By keeping track of each time your baby kicks, rolls or pokes, you can monitor your baby’s health and begin to create a bond with him or her.
The American College of Obstetrics and Gynecology recommends you begin counting the kicks at your 28th week, or at 26 weeks if you are high risk or pregnant with multiples. As a parent, it’s reassuring to perform a fetal kick count to make sure your baby is active and healthy.
- Perform a kick count every day, preferably at the same time.
- Pick your time based on when your baby is usually active, such as after a snack or meal.
- To get started, be sure you have some time to spend to really concentrate on the baby’s movements. Sit in a quiet room and put your feet up or lay on your side. Make sure your baby is awake by pushing on your belly or drinking a cold beverage.
- Count the time it takes for your baby to make 10 movements. A movement includes kicks, rolls, jabs, twists, turns, and switches. Hiccups are not considered a movement.
- Your baby should move 10 times in less than 2 hours.

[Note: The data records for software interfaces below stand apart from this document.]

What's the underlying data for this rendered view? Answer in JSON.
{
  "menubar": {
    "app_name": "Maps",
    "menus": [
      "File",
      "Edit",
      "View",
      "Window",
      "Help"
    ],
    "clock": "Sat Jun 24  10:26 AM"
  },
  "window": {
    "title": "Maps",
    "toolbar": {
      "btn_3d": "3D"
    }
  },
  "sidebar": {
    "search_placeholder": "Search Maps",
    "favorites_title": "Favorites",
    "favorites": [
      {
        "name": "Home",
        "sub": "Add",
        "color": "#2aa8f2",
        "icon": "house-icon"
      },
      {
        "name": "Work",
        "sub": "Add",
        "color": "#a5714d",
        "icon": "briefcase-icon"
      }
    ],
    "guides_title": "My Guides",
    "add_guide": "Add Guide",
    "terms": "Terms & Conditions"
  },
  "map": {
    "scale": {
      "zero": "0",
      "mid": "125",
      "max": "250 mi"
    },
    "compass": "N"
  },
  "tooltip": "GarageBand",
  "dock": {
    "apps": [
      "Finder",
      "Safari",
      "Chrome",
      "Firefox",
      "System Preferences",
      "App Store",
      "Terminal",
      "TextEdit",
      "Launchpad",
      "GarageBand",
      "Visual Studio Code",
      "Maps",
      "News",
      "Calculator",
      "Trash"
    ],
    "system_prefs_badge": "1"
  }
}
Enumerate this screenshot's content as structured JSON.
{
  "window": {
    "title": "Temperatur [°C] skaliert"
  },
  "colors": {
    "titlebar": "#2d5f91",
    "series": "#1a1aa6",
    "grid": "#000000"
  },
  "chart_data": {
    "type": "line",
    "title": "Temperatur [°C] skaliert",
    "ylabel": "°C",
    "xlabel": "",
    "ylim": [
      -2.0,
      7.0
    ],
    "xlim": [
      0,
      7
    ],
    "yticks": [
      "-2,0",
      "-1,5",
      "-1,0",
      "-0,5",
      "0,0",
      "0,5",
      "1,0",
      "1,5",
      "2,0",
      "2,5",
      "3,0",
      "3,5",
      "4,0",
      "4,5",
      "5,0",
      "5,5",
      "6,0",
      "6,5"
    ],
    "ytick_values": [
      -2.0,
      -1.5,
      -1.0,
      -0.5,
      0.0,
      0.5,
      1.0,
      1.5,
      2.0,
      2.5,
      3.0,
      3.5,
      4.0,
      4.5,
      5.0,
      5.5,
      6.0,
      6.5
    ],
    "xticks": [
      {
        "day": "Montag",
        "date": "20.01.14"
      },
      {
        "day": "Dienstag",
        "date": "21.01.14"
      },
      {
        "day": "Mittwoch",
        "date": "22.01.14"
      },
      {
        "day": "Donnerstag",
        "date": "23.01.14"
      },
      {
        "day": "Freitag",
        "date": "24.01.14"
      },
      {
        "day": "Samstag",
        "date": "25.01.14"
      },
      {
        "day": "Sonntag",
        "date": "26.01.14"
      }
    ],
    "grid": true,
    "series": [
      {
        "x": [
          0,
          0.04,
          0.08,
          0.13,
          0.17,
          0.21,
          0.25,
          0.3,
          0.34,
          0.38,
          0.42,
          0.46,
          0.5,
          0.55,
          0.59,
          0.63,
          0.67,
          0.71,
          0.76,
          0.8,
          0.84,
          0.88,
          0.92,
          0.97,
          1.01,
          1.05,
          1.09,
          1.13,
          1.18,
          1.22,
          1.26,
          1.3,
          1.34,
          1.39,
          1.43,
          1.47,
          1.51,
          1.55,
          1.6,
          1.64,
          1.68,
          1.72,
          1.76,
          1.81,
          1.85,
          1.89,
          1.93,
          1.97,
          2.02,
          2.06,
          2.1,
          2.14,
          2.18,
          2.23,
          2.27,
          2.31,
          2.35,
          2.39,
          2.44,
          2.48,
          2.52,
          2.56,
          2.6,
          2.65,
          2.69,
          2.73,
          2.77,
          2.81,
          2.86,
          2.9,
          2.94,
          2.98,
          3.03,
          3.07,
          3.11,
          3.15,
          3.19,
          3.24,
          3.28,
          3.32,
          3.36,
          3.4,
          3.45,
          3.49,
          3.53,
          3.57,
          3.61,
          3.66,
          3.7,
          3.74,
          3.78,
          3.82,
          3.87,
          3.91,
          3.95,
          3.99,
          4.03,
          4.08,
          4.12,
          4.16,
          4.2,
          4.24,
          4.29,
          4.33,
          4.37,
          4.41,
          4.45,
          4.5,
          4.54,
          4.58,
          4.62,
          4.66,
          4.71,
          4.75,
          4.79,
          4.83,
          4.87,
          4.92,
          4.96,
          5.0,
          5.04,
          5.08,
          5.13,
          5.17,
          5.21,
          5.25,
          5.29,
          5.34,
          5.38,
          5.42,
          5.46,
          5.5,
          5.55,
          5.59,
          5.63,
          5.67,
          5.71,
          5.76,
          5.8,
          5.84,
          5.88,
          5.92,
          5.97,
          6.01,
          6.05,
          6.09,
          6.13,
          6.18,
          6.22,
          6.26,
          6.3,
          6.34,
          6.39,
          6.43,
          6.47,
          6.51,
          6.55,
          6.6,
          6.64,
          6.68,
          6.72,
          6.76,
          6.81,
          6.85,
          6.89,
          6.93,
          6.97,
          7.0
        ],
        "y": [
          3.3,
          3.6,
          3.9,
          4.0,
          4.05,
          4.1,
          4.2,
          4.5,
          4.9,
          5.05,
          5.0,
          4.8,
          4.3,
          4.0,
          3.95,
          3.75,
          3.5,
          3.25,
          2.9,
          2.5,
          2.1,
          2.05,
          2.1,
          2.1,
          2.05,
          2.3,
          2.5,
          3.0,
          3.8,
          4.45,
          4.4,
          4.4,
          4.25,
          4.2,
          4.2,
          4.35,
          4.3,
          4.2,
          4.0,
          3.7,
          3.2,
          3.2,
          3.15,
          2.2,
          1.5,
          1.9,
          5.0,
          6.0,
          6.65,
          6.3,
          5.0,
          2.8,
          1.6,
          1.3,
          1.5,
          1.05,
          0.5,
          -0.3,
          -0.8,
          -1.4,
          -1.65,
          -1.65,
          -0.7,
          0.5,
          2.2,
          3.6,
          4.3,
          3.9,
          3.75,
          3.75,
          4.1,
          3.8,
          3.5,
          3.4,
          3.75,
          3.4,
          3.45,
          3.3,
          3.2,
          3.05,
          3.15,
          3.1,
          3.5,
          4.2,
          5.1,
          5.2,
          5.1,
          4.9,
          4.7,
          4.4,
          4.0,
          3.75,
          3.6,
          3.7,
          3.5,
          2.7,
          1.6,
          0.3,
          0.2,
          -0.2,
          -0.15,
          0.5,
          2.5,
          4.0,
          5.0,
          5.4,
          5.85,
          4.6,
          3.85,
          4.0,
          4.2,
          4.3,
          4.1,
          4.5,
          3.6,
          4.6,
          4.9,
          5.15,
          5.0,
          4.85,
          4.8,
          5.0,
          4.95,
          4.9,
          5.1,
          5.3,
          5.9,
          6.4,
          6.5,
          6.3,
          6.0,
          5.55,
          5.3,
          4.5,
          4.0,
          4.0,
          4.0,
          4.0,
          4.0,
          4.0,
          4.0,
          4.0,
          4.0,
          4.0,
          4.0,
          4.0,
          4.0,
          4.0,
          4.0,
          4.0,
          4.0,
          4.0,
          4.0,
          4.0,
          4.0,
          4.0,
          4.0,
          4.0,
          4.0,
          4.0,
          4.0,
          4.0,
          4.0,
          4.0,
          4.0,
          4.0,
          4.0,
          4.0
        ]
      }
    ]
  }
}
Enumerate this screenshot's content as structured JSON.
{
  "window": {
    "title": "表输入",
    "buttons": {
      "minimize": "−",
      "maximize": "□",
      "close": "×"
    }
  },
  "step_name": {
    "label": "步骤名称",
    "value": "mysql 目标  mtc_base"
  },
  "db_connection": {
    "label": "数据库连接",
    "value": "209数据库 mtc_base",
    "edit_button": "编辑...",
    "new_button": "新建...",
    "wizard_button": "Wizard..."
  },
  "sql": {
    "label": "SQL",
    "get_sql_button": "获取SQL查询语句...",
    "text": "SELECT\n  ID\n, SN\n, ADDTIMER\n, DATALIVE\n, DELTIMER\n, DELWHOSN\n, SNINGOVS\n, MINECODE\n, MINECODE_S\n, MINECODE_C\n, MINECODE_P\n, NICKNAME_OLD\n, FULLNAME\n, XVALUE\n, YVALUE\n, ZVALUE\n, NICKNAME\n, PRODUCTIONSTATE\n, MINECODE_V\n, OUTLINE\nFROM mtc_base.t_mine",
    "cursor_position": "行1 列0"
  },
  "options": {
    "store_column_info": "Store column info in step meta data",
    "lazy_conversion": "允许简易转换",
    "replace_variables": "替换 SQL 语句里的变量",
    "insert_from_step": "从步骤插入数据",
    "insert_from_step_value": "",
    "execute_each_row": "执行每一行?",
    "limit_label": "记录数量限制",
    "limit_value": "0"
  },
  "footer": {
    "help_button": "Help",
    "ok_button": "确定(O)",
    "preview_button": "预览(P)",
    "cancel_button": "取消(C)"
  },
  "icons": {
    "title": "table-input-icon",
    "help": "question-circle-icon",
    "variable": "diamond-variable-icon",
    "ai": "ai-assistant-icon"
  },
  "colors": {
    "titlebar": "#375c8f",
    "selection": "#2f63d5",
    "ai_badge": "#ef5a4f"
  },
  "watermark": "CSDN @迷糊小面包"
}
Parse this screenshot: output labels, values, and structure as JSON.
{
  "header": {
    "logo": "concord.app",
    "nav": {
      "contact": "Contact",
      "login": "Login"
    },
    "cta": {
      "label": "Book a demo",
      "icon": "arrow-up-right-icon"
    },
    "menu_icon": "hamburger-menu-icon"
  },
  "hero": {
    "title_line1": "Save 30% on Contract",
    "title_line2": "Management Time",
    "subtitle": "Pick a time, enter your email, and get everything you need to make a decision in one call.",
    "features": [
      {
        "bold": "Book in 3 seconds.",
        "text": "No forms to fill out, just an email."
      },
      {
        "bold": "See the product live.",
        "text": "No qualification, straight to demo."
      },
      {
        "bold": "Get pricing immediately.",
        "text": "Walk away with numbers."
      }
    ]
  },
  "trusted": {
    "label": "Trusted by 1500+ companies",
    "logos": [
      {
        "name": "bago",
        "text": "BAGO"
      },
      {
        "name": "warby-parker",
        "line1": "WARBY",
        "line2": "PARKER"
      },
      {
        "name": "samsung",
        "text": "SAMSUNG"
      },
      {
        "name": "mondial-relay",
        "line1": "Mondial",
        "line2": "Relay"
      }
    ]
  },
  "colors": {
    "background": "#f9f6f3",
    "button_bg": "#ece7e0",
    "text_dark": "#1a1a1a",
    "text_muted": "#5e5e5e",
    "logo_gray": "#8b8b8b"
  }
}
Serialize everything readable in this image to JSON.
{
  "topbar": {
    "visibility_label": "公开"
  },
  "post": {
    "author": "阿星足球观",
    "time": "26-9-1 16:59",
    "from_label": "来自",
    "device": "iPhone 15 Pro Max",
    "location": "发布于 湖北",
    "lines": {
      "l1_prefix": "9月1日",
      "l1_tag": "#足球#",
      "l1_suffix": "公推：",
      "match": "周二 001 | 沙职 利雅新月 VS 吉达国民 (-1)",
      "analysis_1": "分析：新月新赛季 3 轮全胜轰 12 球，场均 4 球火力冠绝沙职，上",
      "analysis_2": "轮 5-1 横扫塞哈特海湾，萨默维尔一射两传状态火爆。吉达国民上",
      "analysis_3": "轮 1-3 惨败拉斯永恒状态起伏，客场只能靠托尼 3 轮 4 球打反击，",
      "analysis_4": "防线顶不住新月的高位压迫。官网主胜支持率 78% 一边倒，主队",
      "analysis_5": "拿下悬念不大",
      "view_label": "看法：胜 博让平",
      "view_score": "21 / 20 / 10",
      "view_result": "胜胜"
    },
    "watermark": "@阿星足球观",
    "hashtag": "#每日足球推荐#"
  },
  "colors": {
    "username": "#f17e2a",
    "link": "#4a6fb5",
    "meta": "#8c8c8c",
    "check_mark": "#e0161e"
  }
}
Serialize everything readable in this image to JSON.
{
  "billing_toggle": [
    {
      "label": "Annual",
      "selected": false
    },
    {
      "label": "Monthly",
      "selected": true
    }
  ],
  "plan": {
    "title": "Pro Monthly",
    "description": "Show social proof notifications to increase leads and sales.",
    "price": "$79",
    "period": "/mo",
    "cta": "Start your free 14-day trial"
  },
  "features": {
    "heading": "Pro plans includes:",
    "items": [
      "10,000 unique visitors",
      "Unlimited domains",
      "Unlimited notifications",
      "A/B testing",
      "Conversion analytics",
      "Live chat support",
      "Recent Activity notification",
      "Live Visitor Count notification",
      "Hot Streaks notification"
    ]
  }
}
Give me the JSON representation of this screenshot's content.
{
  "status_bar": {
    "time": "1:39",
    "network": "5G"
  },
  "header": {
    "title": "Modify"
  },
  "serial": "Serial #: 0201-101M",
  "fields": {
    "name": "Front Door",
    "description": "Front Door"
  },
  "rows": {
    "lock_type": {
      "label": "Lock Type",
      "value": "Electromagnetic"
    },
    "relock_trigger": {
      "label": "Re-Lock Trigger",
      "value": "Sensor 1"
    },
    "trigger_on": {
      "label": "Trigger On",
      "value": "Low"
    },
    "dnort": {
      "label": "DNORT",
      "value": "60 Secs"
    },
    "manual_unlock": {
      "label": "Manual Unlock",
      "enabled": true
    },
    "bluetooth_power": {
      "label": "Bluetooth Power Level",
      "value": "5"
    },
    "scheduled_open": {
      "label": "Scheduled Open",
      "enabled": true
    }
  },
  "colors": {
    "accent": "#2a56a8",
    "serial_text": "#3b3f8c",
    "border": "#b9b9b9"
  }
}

Most of the time it will take less than a half-hour, but it could take as long as two hours.
- Contact us immediately if you do not count 10 movements in 2 hours or if there is a significant change from your baby’s usual movement.For more information or to download a count sheet or phone app, go to http://www.countthekicks.org